▸ EXERCISE: The required output is all lines below that contain the word "value".

▸ EXTRACTED ENTRIES:

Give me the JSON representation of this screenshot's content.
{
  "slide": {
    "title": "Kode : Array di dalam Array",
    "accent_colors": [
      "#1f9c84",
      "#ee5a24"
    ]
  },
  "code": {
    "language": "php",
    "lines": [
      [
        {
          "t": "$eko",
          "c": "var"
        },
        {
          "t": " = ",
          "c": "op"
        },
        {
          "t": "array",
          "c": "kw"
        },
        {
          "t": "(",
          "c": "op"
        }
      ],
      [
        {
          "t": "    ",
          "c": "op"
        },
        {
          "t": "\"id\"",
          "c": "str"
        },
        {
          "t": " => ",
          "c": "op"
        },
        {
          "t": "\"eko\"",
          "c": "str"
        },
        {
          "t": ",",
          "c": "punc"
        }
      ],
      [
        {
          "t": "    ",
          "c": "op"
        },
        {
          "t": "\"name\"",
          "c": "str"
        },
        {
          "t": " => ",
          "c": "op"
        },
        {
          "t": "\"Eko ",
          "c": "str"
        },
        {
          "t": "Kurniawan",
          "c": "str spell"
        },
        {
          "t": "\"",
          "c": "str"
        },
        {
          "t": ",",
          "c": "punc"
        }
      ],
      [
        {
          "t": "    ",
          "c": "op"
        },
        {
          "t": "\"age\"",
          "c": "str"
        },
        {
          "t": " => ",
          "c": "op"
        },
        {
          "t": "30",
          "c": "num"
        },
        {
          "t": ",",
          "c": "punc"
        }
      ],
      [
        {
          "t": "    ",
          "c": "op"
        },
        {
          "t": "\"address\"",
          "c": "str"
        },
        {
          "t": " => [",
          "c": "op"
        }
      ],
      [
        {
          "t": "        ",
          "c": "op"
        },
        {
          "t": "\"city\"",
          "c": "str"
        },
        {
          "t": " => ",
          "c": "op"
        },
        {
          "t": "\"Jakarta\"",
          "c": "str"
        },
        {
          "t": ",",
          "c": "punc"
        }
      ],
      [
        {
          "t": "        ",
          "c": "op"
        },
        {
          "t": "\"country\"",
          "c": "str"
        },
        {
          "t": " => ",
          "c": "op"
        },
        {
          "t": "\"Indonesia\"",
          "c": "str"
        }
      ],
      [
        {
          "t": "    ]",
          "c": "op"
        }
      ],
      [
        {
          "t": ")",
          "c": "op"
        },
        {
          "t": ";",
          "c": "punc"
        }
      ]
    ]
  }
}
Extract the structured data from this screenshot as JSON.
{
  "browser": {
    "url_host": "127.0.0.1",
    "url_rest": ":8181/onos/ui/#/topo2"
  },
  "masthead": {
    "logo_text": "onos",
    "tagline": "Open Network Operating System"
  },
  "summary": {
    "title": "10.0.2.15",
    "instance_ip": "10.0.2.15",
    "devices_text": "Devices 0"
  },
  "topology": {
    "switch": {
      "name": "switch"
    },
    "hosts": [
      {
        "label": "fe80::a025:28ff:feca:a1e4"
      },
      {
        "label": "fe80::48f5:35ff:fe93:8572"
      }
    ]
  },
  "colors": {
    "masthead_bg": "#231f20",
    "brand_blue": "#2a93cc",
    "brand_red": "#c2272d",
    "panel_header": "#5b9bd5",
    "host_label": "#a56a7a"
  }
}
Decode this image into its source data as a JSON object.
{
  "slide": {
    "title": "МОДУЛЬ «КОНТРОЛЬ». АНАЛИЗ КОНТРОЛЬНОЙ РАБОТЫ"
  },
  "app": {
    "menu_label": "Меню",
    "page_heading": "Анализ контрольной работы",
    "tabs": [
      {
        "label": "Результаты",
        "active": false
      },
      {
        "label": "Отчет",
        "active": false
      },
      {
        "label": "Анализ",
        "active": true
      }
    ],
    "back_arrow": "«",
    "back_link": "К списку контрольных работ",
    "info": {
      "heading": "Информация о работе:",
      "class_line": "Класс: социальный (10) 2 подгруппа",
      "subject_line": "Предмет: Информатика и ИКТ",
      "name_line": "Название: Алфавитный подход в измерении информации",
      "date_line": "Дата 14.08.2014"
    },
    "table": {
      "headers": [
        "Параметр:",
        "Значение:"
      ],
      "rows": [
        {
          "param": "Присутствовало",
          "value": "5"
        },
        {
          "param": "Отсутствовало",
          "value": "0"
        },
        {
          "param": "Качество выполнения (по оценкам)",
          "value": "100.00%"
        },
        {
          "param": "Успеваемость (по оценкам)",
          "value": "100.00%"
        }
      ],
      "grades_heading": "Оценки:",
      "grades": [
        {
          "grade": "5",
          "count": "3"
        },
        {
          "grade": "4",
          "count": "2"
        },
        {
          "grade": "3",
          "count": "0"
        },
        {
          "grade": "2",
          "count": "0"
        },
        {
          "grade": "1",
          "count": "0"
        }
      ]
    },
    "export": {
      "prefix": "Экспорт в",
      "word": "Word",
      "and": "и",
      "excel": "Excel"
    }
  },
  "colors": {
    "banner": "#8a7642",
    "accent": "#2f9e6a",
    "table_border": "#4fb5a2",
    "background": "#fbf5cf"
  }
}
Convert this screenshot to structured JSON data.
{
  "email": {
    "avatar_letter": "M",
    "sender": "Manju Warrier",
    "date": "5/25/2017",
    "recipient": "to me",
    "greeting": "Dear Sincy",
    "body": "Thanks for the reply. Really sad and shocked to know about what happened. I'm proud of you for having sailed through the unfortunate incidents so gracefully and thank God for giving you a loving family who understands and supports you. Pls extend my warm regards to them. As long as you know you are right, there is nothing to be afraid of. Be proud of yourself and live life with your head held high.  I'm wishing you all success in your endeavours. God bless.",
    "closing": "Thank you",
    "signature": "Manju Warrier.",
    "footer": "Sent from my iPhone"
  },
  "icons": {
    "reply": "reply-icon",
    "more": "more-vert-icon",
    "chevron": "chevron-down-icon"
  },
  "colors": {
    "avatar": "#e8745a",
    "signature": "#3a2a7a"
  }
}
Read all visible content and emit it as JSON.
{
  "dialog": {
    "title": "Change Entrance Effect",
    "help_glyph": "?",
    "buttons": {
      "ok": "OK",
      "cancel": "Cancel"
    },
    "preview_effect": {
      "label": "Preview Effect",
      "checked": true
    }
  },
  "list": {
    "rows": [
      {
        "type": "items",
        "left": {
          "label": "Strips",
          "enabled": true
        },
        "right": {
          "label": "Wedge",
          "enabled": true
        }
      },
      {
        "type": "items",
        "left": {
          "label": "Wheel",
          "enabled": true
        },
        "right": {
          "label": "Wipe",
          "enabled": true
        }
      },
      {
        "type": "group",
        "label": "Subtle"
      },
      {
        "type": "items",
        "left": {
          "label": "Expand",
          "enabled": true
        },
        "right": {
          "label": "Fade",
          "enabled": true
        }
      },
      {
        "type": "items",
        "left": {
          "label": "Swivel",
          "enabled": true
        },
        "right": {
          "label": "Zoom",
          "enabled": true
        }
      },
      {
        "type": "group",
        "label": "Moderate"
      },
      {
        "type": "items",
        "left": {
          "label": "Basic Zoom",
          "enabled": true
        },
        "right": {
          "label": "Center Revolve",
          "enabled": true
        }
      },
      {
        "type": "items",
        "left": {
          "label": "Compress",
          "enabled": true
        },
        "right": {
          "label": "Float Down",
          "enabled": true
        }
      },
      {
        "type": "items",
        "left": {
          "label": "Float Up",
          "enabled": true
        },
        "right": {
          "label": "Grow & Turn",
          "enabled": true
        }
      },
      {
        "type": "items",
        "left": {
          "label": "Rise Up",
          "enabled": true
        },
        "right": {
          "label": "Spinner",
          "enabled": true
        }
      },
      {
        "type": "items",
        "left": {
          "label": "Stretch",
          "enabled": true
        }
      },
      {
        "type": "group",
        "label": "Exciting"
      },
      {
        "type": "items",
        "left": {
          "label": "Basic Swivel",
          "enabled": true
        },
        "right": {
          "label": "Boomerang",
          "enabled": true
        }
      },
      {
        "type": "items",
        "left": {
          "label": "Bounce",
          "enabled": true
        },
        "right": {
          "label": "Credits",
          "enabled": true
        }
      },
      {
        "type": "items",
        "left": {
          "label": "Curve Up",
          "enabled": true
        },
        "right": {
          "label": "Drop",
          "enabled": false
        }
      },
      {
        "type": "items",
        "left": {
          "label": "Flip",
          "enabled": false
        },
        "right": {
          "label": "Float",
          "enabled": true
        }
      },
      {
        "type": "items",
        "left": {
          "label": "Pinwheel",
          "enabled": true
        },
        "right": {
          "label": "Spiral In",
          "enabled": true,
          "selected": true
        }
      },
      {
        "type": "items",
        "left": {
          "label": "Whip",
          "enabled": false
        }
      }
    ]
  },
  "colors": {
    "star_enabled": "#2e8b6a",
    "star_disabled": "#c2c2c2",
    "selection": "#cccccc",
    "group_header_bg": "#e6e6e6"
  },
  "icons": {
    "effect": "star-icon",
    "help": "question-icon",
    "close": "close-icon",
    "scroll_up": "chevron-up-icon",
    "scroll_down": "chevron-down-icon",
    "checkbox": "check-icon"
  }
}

▸ EXPECTED ANSWER:
          "value": "5"
          "value": "0"
          "value": "100.00%"
          "value": "100.00%"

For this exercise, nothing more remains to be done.